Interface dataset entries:

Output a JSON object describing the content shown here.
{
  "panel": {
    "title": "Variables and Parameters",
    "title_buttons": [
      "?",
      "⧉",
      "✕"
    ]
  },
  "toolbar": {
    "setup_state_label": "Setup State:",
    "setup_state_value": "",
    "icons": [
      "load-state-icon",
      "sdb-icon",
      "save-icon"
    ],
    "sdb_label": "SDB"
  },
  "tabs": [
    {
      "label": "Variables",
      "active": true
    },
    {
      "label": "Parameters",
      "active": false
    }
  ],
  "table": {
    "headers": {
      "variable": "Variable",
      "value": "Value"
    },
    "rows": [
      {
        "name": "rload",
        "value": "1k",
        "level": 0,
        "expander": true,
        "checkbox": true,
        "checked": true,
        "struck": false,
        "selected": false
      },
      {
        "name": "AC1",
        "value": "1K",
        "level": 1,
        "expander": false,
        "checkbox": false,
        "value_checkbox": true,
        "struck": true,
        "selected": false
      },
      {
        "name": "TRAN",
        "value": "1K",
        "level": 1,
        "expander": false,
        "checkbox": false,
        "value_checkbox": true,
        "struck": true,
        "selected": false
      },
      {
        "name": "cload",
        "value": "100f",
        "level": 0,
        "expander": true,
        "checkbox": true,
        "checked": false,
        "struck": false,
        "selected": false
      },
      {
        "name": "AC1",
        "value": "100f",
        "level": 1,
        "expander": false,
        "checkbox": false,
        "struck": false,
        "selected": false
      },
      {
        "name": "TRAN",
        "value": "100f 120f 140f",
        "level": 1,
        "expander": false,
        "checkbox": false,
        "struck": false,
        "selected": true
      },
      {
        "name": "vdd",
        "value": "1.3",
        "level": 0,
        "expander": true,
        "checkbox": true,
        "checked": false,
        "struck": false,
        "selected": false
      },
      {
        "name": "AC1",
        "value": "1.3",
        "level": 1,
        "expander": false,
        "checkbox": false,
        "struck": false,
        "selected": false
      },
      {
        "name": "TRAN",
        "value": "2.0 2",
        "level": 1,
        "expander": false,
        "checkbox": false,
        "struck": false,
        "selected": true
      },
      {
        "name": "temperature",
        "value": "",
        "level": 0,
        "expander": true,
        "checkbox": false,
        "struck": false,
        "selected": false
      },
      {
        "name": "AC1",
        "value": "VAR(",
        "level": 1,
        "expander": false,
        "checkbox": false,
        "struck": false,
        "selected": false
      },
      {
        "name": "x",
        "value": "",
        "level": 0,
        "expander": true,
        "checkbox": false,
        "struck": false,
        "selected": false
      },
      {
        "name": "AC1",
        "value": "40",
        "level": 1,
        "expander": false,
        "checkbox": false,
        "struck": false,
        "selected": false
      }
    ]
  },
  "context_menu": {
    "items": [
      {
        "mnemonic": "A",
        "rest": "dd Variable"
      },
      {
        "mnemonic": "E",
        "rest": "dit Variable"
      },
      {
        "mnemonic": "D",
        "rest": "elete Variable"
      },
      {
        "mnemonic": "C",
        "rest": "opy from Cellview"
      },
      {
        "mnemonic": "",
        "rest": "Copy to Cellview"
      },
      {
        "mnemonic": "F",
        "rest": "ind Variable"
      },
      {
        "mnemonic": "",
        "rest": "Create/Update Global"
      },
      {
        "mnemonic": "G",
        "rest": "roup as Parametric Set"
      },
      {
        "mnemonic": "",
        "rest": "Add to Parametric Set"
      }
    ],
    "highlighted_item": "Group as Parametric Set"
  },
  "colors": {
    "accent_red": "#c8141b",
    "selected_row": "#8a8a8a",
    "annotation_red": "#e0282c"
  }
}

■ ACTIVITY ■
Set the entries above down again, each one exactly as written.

■ SOLVED PROBLEM ■
Output a JSON object describing the content shown here.
{
  "panel": {
    "title": "Variables and Parameters",
    "title_buttons": [
      "?",
      "⧉",
      "✕"
    ]
  },
  "toolbar": {
    "setup_state_label": "Setup State:",
    "setup_state_value": "",
    "icons": [
      "load-state-icon",
      "sdb-icon",
      "save-icon"
    ],
    "sdb_label": "SDB"
  },
  "tabs": [
    {
      "label": "Variables",
      "active": true
    },
    {
      "label": "Parameters",
      "active": false
    }
  ],
  "table": {
    "headers": {
      "variable": "Variable",
      "value": "Value"
    },
    "rows": [
      {
        "name": "rload",
        "value": "1k",
        "level": 0,
        "expander": true,
        "checkbox": true,
        "checked": true,
        "struck": false,
        "selected": false
      },
      {
        "name": "AC1",
        "value": "1K",
        "level": 1,
        "expander": false,
        "checkbox": false,
        "value_checkbox": true,
        "struck": true,
        "selected": false
      },
      {
        "name": "TRAN",
        "value": "1K",
        "level": 1,
        "expander": false,
        "checkbox": false,
        "value_checkbox": true,
        "struck": true,
        "selected": false
      },
      {
        "name": "cload",
        "value": "100f",
        "level": 0,
        "expander": true,
        "checkbox": true,
        "checked": false,
        "struck": false,
        "selected": false
      },
      {
        "name": "AC1",
        "value": "100f",
        "level": 1,
        "expander": false,
        "checkbox": false,
        "struck": false,
        "selected": false
      },
      {
        "name": "TRAN",
        "value": "100f 120f 140f",
        "level": 1,
        "expander": false,
        "checkbox": false,
        "struck": false,
        "selected": true
      },
      {
        "name": "vdd",
        "value": "1.3",
        "level": 0,
        "expander": true,
        "checkbox": true,
        "checked": false,
        "struck": false,
        "selected": false
      },
      {
        "name": "AC1",
        "value": "1.3",
        "level": 1,
        "expander": false,
        "checkbox": false,
        "struck": false,
        "selected": false
      },
      {
        "name": "TRAN",
        "value": "2.0 2",
        "level": 1,
        "expander": false,
        "checkbox": false,
        "struck": false,
        "selected": true
      },
      {
        "name": "temperature",
        "value": "",
        "level": 0,
        "expander": true,
        "checkbox": false,
        "struck": false,
        "selected": false
      },
      {
        "name": "AC1",
        "value": "VAR(",
        "level": 1,
        "expander": false,
        "checkbox": false,
        "struck": false,
        "selected": false
      },
      {
        "name": "x",
        "value": "",
        "level": 0,
        "expander": true,
        "checkbox": false,
        "struck": false,
        "selected": false
      },
      {
        "name": "AC1",
        "value": "40",
        "level": 1,
        "expander": false,
        "checkbox": false,
        "struck": false,
        "selected": false
      }
    ]
  },
  "context_menu": {
    "items": [
      {
        "mnemonic": "A",
        "rest": "dd Variable"
      },
      {
        "mnemonic": "E",
        "rest": "dit Variable"
      },
      {
        "mnemonic": "D",
        "rest": "elete Variable"
      },
      {
        "mnemonic": "C",
        "rest": "opy from Cellview"
      },
      {
        "mnemonic": "",
        "rest": "Copy to Cellview"
      },
      {
        "mnemonic": "F",
        "rest": "ind Variable"
      },
      {
        "mnemonic": "",
        "rest": "Create/Update Global"
      },
      {
        "mnemonic": "G",
        "rest": "roup as Parametric Set"
      },
      {
        "mnemonic": "",
        "rest": "Add to Parametric Set"
      }
    ],
    "highlighted_item": "Group as Parametric Set"
  },
  "colors": {
    "accent_red": "#c8141b",
    "selected_row": "#8a8a8a",
    "annotation_red": "#e0282c"
  }
}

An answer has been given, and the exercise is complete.